BAGHDAD- A photograph of Iraqi Prime Minister Mustafa al-Kadhimi meeting in his office with an ill Iraqi girl in need of medical care has sparked a broad virtual debate – not about the prime minister or his policies, but about his photographer, Jamal Penjweny.
The photographer, with his remarkable, Hollywood-like photos of Iraq’s new premier, has sparked debate among Iraqis on social media about the unique messaging, attracting both critics and admirers.
Penjweny, a globally renowned Kurdish visual artist, has won international awards.
Born in a refugee camp at the Iraqi -Iranian border in 1981 during the Iraq-Iran war, Penjweny grew up to the sound of weapons. As he grew older, he became fascinated by the work of journalists and photographers who came to the camp to cover stories about the war and refugees and their suffering, and decided to pursue the same career path.
“I used to watch photographers and journalists flock to the camp, and I would tell myself (that) one day I would become a photographer like them,” Penjweny said in an interview.
However, he would encounter many obstacles, as the Kurds’ suffering did not end when the Iran-Iraq war stopped in 1988. Further regional conflict broke out, eventually forcing Penjweny to discontinue his studies.
In 1999, late Iraqi President Jalal Talabani and his wife Hero Ibrahim Ahmed took Penjweny with them to Sulaymaniyah and helped him finish his studies there. He was 17 years old at the time, and soon bought his first camera.

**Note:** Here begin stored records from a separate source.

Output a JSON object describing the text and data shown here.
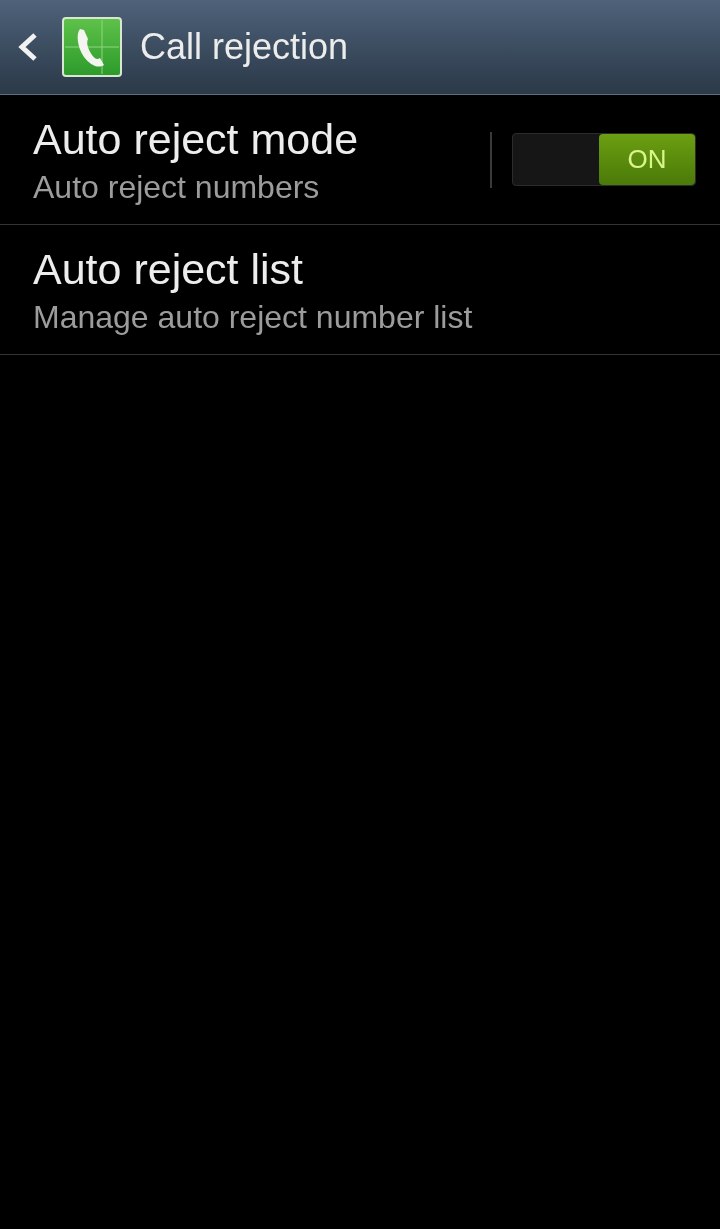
{
  "action_bar": {
    "title": "Call rejection"
  },
  "items": [
    {
      "kind": "switch",
      "title": "Auto reject mode",
      "subtitle": "Auto reject numbers",
      "on": true,
      "switch_label": "ON"
    },
    {
      "kind": "plain",
      "title": "Auto reject list",
      "subtitle": "Manage auto reject number list"
    }
  ]
}
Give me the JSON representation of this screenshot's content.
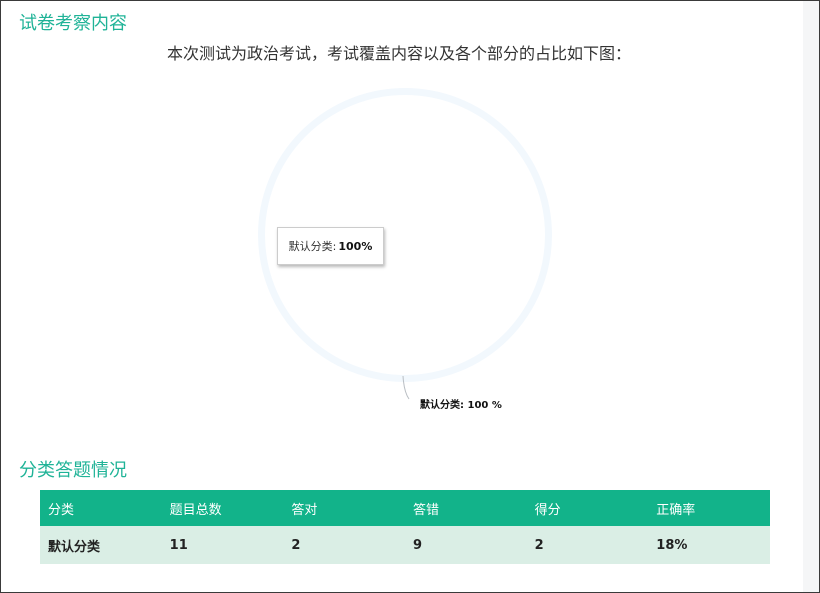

“After moving to Sulaymaniyah, I bought a camera and started taking photographs of statues and sculptures that I carved. I learned the art of sculpture since I was eight years old,” Penjweny said.
When the Iraq war broke out in 2003, Penjweny went to Baghdad and other regions of Iraq to take photos for newspapers and international news agencies. His photo-journalism on the Iraqi conflict appeared in international news publications such as the New York Times, the Washington Post, National Geographic and the World Press Photo Magazine.
After 2009, however, Penjweny grew frustrated with how the media was covering Iraq and decided to move away from photo-journalism and dedicate himself to his artwork. He hoped to show another side of Iraq – one that displayed the life and future of the country rather than simply the war, he said in an interview with artrepresent.com.
“My work always begins spontaneously as I am not simply an unbiased observer,” he said. “I am a part of the reality that my work represents.”
Penjweny said that Kadhimi is a close friend and asked him to come on board as his photographer after he became premier. “He (Kadhimi) called me and asked me to return to Iraq from where I was staying in Europe, to work with his government,” Penjweny said.
The photographer returned to Baghdad to take the job and vowed to do everything he could for the premier for one reason: “The Prime Minister is a competent person and the new government deserves support,” Penjweny said.
“It is imperative to work at a global level to restore the prestige of the state and show that to the world,” he added.
Penjweny has taken several photos that have sparked controversy on social media. One exceptional shot taken from the ground shows Kadhimi raising his hands in prayer at the Imam Hussein shrine in Karbala.
The photo spread widely among social media activists and bloggers, with some accusing Kadhimi of hypocrisy. However, Penjweny said he wanted the photo to “be a response to everyone who exploits religion in anti-stateism, starting with ISIS and not ending with militias and parties, and everyone who wants to fabricate sectarian and civil war under the cover of religion. The message was that faith is a special relationship between a person and God.”
An Iraqi by the name of Mazen Al Yazid wrote on Twitter: “Penjweny believes that it is not possible for every ordinary Iraqi citizen to meet with the prime minister face to face. Therefore, the images that reach him must reflect the powerful and prestigious personality of Prime Minister Mustafa al-Kadhimi who is able to effect change, because the media is the mirror and window to achieve this.”
Asked about another photo that shows Kadhimi inside a helicopter looking at the port of Umm Qasr in Basra, Penjweny said “the message was that all these outlets and facilities belong to the state only, and not to the corrupt who want to enrich themselves on account of someone of Iraq.”
“Every photo has a message even if the interpretation of that message differs from one person to another,” he added.